Employers can use an HRA in place of a traditional group health insurance policy, or they can use an HRA alongside it, depending on the type of HRA they offer.

Either way, offering a health benefit has a major impact on employee retention and recruitment. According to our 2022 Employee Benefits Survey Report, 87% of employees value health benefits, such as health insurance. Additionally, 82% of employees say that the benefits package an employer offers is an important factor in whether or not they accept a job.

Understanding EEs as an employer

Employers must clearly communicate the eligibility requirements for each benefit they offer to employees to avoid confusion. This also ensures that all eligible employees can take advantage of the benefits available to them. It's also important for employers to regularly review and update eligibility criteria to reflect changes in company policies, industry standards, and legal requirements.

Understanding EEs as an employee

Employees must carefully review the eligibility criteria for each benefit their employer offers. They should also ask questions if they're unsure about their eligibility and review the benefit plan documents. By understanding the requirements for different types of benefits, employees can make informed decisions about which benefits to enroll in and how to maximize the value of the benefits package provided by their employers.


Whether you're an employer looking to provide benefits to your employees or an employee seeking to understand what you are entitled to, knowing what defines an eligible employee and the requirements for different types of benefits is essential. This knowledge can help ensure that benefits are utilized effectively and fairly within the workplace.

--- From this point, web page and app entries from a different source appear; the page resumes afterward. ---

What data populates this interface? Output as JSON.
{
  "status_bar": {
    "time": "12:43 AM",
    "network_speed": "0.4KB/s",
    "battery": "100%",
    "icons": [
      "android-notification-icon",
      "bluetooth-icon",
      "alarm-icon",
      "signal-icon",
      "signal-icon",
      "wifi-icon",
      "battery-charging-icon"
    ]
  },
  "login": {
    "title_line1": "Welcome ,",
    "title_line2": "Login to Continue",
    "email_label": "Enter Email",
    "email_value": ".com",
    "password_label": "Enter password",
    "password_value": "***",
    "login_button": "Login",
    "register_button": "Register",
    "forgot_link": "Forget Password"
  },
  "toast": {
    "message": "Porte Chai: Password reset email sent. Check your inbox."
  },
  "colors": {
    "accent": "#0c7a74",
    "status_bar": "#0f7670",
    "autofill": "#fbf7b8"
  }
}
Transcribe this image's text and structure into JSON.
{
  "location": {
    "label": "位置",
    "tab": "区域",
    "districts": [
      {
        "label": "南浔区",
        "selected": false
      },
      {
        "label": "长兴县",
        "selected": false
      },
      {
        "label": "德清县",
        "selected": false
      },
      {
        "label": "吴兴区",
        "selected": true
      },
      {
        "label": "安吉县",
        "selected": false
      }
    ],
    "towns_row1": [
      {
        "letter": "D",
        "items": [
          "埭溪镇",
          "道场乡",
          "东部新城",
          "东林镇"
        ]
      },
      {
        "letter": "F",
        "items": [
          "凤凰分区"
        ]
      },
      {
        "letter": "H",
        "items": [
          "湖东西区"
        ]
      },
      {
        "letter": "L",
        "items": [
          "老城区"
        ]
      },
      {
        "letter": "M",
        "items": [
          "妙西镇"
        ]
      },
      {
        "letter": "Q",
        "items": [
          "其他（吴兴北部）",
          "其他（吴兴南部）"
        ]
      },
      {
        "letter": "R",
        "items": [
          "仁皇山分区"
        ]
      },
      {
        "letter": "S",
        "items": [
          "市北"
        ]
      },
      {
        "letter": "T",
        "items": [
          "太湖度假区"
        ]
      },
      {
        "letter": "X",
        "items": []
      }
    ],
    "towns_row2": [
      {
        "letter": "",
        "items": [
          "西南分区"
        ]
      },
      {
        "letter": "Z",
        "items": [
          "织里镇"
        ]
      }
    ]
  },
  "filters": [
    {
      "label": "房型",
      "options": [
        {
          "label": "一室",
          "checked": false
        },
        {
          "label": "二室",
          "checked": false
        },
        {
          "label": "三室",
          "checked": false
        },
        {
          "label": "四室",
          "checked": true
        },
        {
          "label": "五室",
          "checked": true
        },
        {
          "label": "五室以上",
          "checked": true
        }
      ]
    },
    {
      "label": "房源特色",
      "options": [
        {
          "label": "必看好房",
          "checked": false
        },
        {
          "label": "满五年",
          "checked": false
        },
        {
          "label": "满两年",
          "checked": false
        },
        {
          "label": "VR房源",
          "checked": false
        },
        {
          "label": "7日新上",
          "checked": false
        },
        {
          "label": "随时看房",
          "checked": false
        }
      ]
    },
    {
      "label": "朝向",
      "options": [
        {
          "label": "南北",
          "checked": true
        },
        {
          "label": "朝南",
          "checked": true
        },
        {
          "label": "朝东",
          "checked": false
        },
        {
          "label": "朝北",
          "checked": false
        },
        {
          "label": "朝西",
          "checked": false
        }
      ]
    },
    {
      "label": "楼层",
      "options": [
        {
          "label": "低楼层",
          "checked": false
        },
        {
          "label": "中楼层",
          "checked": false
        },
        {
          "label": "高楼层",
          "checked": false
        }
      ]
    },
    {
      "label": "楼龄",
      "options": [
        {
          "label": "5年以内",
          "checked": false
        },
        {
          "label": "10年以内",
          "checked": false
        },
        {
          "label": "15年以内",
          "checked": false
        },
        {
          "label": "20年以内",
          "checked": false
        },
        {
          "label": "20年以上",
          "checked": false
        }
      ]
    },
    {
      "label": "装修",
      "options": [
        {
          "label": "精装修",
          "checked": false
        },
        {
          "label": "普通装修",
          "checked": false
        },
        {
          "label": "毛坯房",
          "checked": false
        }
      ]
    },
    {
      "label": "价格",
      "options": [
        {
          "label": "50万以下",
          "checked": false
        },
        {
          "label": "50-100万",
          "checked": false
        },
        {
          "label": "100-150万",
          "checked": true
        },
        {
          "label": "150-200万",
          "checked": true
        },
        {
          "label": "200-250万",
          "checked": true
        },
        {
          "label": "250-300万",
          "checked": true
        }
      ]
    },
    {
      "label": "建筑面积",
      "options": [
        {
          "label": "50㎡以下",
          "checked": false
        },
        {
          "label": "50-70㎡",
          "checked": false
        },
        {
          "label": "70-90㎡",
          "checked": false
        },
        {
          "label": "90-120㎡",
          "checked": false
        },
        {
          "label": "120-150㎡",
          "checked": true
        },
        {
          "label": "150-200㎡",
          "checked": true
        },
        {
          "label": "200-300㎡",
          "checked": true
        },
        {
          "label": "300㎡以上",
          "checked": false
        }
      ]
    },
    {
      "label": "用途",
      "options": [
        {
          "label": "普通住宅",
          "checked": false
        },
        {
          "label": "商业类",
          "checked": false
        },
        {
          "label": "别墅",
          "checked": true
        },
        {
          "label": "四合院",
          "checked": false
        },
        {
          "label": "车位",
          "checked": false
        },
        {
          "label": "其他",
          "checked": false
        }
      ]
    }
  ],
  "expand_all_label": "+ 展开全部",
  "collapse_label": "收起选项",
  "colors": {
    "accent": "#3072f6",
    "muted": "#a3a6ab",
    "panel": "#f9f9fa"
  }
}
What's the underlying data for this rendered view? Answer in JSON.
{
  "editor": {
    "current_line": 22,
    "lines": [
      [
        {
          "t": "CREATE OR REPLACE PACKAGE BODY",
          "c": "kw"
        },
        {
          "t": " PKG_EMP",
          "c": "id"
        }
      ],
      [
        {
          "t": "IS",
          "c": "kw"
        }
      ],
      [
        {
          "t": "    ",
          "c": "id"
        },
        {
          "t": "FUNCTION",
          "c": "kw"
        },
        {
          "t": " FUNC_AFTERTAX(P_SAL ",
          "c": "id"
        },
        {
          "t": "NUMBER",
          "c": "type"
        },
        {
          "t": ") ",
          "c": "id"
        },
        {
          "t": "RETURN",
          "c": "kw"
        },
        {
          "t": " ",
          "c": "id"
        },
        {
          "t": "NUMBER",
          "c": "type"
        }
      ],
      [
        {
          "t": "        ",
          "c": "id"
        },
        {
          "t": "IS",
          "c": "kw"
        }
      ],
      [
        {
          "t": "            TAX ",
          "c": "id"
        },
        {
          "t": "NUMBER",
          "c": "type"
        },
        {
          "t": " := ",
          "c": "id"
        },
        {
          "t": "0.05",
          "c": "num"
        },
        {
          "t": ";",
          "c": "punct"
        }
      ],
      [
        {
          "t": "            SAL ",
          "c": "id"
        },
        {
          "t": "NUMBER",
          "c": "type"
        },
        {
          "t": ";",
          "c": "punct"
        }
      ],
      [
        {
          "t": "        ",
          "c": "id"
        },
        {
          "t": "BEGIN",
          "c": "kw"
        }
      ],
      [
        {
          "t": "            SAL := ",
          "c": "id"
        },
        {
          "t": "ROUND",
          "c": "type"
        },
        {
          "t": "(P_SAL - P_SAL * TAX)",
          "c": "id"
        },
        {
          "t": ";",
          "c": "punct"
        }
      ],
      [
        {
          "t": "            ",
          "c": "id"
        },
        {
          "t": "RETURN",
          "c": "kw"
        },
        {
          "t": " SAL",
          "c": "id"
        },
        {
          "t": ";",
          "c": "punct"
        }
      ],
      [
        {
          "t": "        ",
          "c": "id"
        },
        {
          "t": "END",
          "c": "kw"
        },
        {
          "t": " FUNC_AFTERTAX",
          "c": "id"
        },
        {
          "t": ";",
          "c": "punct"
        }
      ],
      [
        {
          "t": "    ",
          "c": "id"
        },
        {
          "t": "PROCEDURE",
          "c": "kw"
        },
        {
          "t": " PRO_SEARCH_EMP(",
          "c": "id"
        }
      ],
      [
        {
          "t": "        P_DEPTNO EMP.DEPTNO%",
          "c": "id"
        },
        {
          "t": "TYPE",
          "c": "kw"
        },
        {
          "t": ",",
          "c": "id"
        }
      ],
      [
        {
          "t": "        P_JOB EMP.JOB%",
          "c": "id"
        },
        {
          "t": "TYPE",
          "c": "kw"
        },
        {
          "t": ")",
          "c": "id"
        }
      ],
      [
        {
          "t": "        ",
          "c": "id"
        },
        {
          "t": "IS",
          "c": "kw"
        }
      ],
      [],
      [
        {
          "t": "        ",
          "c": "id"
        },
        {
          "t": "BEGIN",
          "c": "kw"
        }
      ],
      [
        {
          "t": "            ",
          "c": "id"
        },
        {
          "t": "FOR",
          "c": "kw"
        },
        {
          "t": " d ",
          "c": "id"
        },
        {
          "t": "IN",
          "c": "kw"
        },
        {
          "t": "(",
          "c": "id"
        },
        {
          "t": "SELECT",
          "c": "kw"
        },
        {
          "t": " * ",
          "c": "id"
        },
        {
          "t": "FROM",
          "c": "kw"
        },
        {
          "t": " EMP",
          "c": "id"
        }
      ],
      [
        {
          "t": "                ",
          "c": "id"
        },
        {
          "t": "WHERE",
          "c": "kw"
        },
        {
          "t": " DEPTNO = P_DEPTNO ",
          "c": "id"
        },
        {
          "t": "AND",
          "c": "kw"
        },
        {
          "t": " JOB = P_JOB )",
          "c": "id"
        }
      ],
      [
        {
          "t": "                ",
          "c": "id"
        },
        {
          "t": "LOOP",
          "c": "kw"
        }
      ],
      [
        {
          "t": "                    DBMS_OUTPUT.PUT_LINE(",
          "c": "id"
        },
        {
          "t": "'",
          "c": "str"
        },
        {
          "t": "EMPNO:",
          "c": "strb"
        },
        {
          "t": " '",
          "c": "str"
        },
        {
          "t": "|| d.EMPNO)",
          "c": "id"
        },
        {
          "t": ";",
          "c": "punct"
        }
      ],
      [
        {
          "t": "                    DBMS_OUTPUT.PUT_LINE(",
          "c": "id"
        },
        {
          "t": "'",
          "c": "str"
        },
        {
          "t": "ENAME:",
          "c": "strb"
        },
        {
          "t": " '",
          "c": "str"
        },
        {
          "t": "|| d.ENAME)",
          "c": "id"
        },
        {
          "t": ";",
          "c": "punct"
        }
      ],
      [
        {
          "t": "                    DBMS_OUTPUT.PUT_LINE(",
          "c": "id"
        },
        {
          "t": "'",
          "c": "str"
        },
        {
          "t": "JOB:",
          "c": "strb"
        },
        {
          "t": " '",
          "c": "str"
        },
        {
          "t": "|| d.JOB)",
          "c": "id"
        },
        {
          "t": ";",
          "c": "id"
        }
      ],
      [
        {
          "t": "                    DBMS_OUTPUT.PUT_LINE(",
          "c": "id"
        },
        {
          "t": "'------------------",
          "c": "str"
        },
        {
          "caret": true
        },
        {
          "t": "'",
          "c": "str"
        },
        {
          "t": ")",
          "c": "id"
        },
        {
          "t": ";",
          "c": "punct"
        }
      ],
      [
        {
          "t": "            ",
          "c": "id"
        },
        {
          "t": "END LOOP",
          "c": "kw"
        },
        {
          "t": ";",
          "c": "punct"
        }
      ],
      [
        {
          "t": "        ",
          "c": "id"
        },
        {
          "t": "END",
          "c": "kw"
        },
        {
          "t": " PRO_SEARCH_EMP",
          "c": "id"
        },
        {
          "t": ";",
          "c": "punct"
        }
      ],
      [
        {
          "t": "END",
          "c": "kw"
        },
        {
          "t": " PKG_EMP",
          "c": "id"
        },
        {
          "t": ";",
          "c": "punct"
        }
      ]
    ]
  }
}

Download our HRA comparison chart to find out which one is best for your organization

Holly Bengfort

Holly is a content marketing specialist for PeopleKeep. Before joining the team in 2023, Holly worked in television news as a broadcast journalist. As an anchor and reporter, she communicated complex stories to the vast communities she served on a daily basis. Her background has given her a greater understanding of people and the issues that affect our lives. When Holly isn’t writing, she enjoys reading, exercising, and spending time at the beach.